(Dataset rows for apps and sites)
»»
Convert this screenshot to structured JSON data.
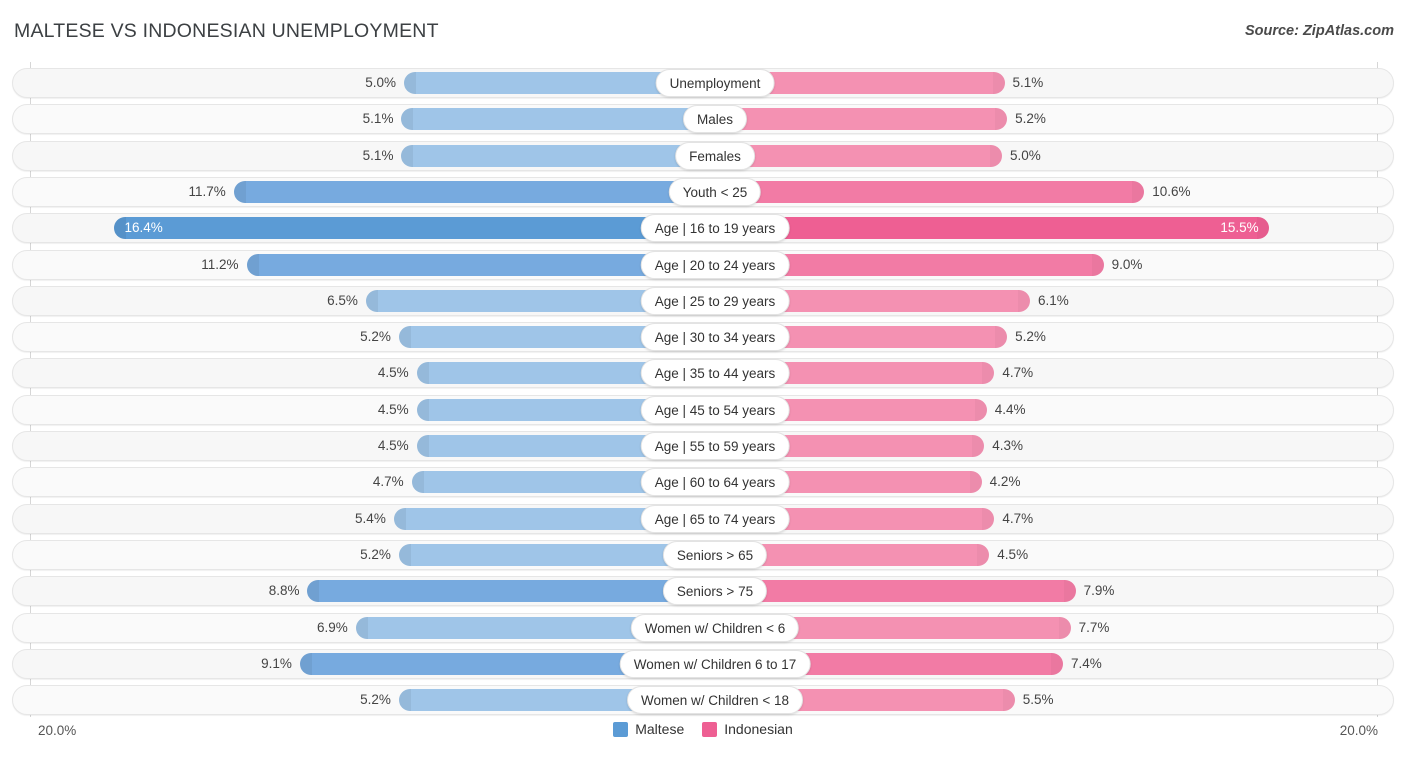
{
  "header": {
    "title": "MALTESE VS INDONESIAN UNEMPLOYMENT",
    "source": "Source: ZipAtlas.com"
  },
  "axis": {
    "left_label": "20.0%",
    "right_label": "20.0%",
    "max": 20.0
  },
  "legend": {
    "items": [
      {
        "label": "Maltese",
        "color": "#5b9bd5"
      },
      {
        "label": "Indonesian",
        "color": "#ee5f93"
      }
    ]
  },
  "colors": {
    "left_normal": "#9fc5e8",
    "left_strong": "#77aadf",
    "left_highlight": "#5b9bd5",
    "right_normal": "#f491b2",
    "right_strong": "#f27ba5",
    "right_highlight": "#ee5f93",
    "track": "#f7f7f7",
    "track_border": "#e6e6e6"
  },
  "chart_data": {
    "type": "bar",
    "subtype": "diverging-bidirectional",
    "title": "MALTESE VS INDONESIAN UNEMPLOYMENT",
    "xlabel": "",
    "ylabel": "",
    "xlim": [
      20.0,
      20.0
    ],
    "grid": false,
    "legend_position": "bottom-center",
    "categories": [
      "Unemployment",
      "Males",
      "Females",
      "Youth < 25",
      "Age | 16 to 19 years",
      "Age | 20 to 24 years",
      "Age | 25 to 29 years",
      "Age | 30 to 34 years",
      "Age | 35 to 44 years",
      "Age | 45 to 54 years",
      "Age | 55 to 59 years",
      "Age | 60 to 64 years",
      "Age | 65 to 74 years",
      "Seniors > 65",
      "Seniors > 75",
      "Women w/ Children < 6",
      "Women w/ Children 6 to 17",
      "Women w/ Children < 18"
    ],
    "series": [
      {
        "name": "Maltese",
        "color": "#5b9bd5",
        "values": [
          5.0,
          5.1,
          5.1,
          11.7,
          16.4,
          11.2,
          6.5,
          5.2,
          4.5,
          4.5,
          4.5,
          4.7,
          5.4,
          5.2,
          8.8,
          6.9,
          9.1,
          5.2
        ]
      },
      {
        "name": "Indonesian",
        "color": "#ee5f93",
        "values": [
          5.1,
          5.2,
          5.0,
          10.6,
          15.5,
          9.0,
          6.1,
          5.2,
          4.7,
          4.4,
          4.3,
          4.2,
          4.7,
          4.5,
          7.9,
          7.7,
          7.4,
          5.5
        ]
      }
    ]
  },
  "rows": [
    {
      "category": "Unemployment",
      "left": "5.0%",
      "right": "5.1%",
      "left_val": 5.0,
      "right_val": 5.1,
      "emphasis": "normal"
    },
    {
      "category": "Males",
      "left": "5.1%",
      "right": "5.2%",
      "left_val": 5.1,
      "right_val": 5.2,
      "emphasis": "normal"
    },
    {
      "category": "Females",
      "left": "5.1%",
      "right": "5.0%",
      "left_val": 5.1,
      "right_val": 5.0,
      "emphasis": "normal"
    },
    {
      "category": "Youth < 25",
      "left": "11.7%",
      "right": "10.6%",
      "left_val": 11.7,
      "right_val": 10.6,
      "emphasis": "strong"
    },
    {
      "category": "Age | 16 to 19 years",
      "left": "16.4%",
      "right": "15.5%",
      "left_val": 16.4,
      "right_val": 15.5,
      "emphasis": "highlight"
    },
    {
      "category": "Age | 20 to 24 years",
      "left": "11.2%",
      "right": "9.0%",
      "left_val": 11.2,
      "right_val": 9.0,
      "emphasis": "strong"
    },
    {
      "category": "Age | 25 to 29 years",
      "left": "6.5%",
      "right": "6.1%",
      "left_val": 6.5,
      "right_val": 6.1,
      "emphasis": "normal"
    },
    {
      "category": "Age | 30 to 34 years",
      "left": "5.2%",
      "right": "5.2%",
      "left_val": 5.2,
      "right_val": 5.2,
      "emphasis": "normal"
    },
    {
      "category": "Age | 35 to 44 years",
      "left": "4.5%",
      "right": "4.7%",
      "left_val": 4.5,
      "right_val": 4.7,
      "emphasis": "normal"
    },
    {
      "category": "Age | 45 to 54 years",
      "left": "4.5%",
      "right": "4.4%",
      "left_val": 4.5,
      "right_val": 4.4,
      "emphasis": "normal"
    },
    {
      "category": "Age | 55 to 59 years",
      "left": "4.5%",
      "right": "4.3%",
      "left_val": 4.5,
      "right_val": 4.3,
      "emphasis": "normal"
    },
    {
      "category": "Age | 60 to 64 years",
      "left": "4.7%",
      "right": "4.2%",
      "left_val": 4.7,
      "right_val": 4.2,
      "emphasis": "normal"
    },
    {
      "category": "Age | 65 to 74 years",
      "left": "5.4%",
      "right": "4.7%",
      "left_val": 5.4,
      "right_val": 4.7,
      "emphasis": "normal"
    },
    {
      "category": "Seniors > 65",
      "left": "5.2%",
      "right": "4.5%",
      "left_val": 5.2,
      "right_val": 4.5,
      "emphasis": "normal"
    },
    {
      "category": "Seniors > 75",
      "left": "8.8%",
      "right": "7.9%",
      "left_val": 8.8,
      "right_val": 7.9,
      "emphasis": "strong"
    },
    {
      "category": "Women w/ Children < 6",
      "left": "6.9%",
      "right": "7.7%",
      "left_val": 6.9,
      "right_val": 7.7,
      "emphasis": "normal"
    },
    {
      "category": "Women w/ Children 6 to 17",
      "left": "9.1%",
      "right": "7.4%",
      "left_val": 9.1,
      "right_val": 7.4,
      "emphasis": "strong"
    },
    {
      "category": "Women w/ Children < 18",
      "left": "5.2%",
      "right": "5.5%",
      "left_val": 5.2,
      "right_val": 5.5,
      "emphasis": "normal"
    }
  ]
}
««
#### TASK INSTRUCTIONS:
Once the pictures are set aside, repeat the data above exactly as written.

#### OUTPUT OF THE TASK:
Convert this screenshot to structured JSON data.
{
  "header": {
    "title": "MALTESE VS INDONESIAN UNEMPLOYMENT",
    "source": "Source: ZipAtlas.com"
  },
  "axis": {
    "left_label": "20.0%",
    "right_label": "20.0%",
    "max": 20.0
  },
  "legend": {
    "items": [
      {
        "label": "Maltese",
        "color": "#5b9bd5"
      },
      {
        "label": "Indonesian",
        "color": "#ee5f93"
      }
    ]
  },
  "colors": {
    "left_normal": "#9fc5e8",
    "left_strong": "#77aadf",
    "left_highlight": "#5b9bd5",
    "right_normal": "#f491b2",
    "right_strong": "#f27ba5",
    "right_highlight": "#ee5f93",
    "track": "#f7f7f7",
    "track_border": "#e6e6e6"
  },
  "chart_data": {
    "type": "bar",
    "subtype": "diverging-bidirectional",
    "title": "MALTESE VS INDONESIAN UNEMPLOYMENT",
    "xlabel": "",
    "ylabel": "",
    "xlim": [
      20.0,
      20.0
    ],
    "grid": false,
    "legend_position": "bottom-center",
    "categories": [
      "Unemployment",
      "Males",
      "Females",
      "Youth < 25",
      "Age | 16 to 19 years",
      "Age | 20 to 24 years",
      "Age | 25 to 29 years",
      "Age | 30 to 34 years",
      "Age | 35 to 44 years",
      "Age | 45 to 54 years",
      "Age | 55 to 59 years",
      "Age | 60 to 64 years",
      "Age | 65 to 74 years",
      "Seniors > 65",
      "Seniors > 75",
      "Women w/ Children < 6",
      "Women w/ Children 6 to 17",
      "Women w/ Children < 18"
    ],
    "series": [
      {
        "name": "Maltese",
        "color": "#5b9bd5",
        "values": [
          5.0,
          5.1,
          5.1,
          11.7,
          16.4,
          11.2,
          6.5,
          5.2,
          4.5,
          4.5,
          4.5,
          4.7,
          5.4,
          5.2,
          8.8,
          6.9,
          9.1,
          5.2
        ]
      },
      {
        "name": "Indonesian",
        "color": "#ee5f93",
        "values": [
          5.1,
          5.2,
          5.0,
          10.6,
          15.5,
          9.0,
          6.1,
          5.2,
          4.7,
          4.4,
          4.3,
          4.2,
          4.7,
          4.5,
          7.9,
          7.7,
          7.4,
          5.5
        ]
      }
    ]
  },
  "rows": [
    {
      "category": "Unemployment",
      "left": "5.0%",
      "right": "5.1%",
      "left_val": 5.0,
      "right_val": 5.1,
      "emphasis": "normal"
    },
    {
      "category": "Males",
      "left": "5.1%",
      "right": "5.2%",
      "left_val": 5.1,
      "right_val": 5.2,
      "emphasis": "normal"
    },
    {
      "category": "Females",
      "left": "5.1%",
      "right": "5.0%",
      "left_val": 5.1,
      "right_val": 5.0,
      "emphasis": "normal"
    },
    {
      "category": "Youth < 25",
      "left": "11.7%",
      "right": "10.6%",
      "left_val": 11.7,
      "right_val": 10.6,
      "emphasis": "strong"
    },
    {
      "category": "Age | 16 to 19 years",
      "left": "16.4%",
      "right": "15.5%",
      "left_val": 16.4,
      "right_val": 15.5,
      "emphasis": "highlight"
    },
    {
      "category": "Age | 20 to 24 years",
      "left": "11.2%",
      "right": "9.0%",
      "left_val": 11.2,
      "right_val": 9.0,
      "emphasis": "strong"
    },
    {
      "category": "Age | 25 to 29 years",
      "left": "6.5%",
      "right": "6.1%",
      "left_val": 6.5,
      "right_val": 6.1,
      "emphasis": "normal"
    },
    {
      "category": "Age | 30 to 34 years",
      "left": "5.2%",
      "right": "5.2%",
      "left_val": 5.2,
      "right_val": 5.2,
      "emphasis": "normal"
    },
    {
      "category": "Age | 35 to 44 years",
      "left": "4.5%",
      "right": "4.7%",
      "left_val": 4.5,
      "right_val": 4.7,
      "emphasis": "normal"
    },
    {
      "category": "Age | 45 to 54 years",
      "left": "4.5%",
      "right": "4.4%",
      "left_val": 4.5,
      "right_val": 4.4,
      "emphasis": "normal"
    },
    {
      "category": "Age | 55 to 59 years",
      "left": "4.5%",
      "right": "4.3%",
      "left_val": 4.5,
      "right_val": 4.3,
      "emphasis": "normal"
    },
    {
      "category": "Age | 60 to 64 years",
      "left": "4.7%",
      "right": "4.2%",
      "left_val": 4.7,
      "right_val": 4.2,
      "emphasis": "normal"
    },
    {
      "category": "Age | 65 to 74 years",
      "left": "5.4%",
      "right": "4.7%",
      "left_val": 5.4,
      "right_val": 4.7,
      "emphasis": "normal"
    },
    {
      "category": "Seniors > 65",
      "left": "5.2%",
      "right": "4.5%",
      "left_val": 5.2,
      "right_val": 4.5,
      "emphasis": "normal"
    },
    {
      "category": "Seniors > 75",
      "left": "8.8%",
      "right": "7.9%",
      "left_val": 8.8,
      "right_val": 7.9,
      "emphasis": "strong"
    },
    {
      "category": "Women w/ Children < 6",
      "left": "6.9%",
      "right": "7.7%",
      "left_val": 6.9,
      "right_val": 7.7,
      "emphasis": "normal"
    },
    {
      "category": "Women w/ Children 6 to 17",
      "left": "9.1%",
      "right": "7.4%",
      "left_val": 9.1,
      "right_val": 7.4,
      "emphasis": "strong"
    },
    {
      "category": "Women w/ Children < 18",
      "left": "5.2%",
      "right": "5.5%",
      "left_val": 5.2,
      "right_val": 5.5,
      "emphasis": "normal"
    }
  ]
}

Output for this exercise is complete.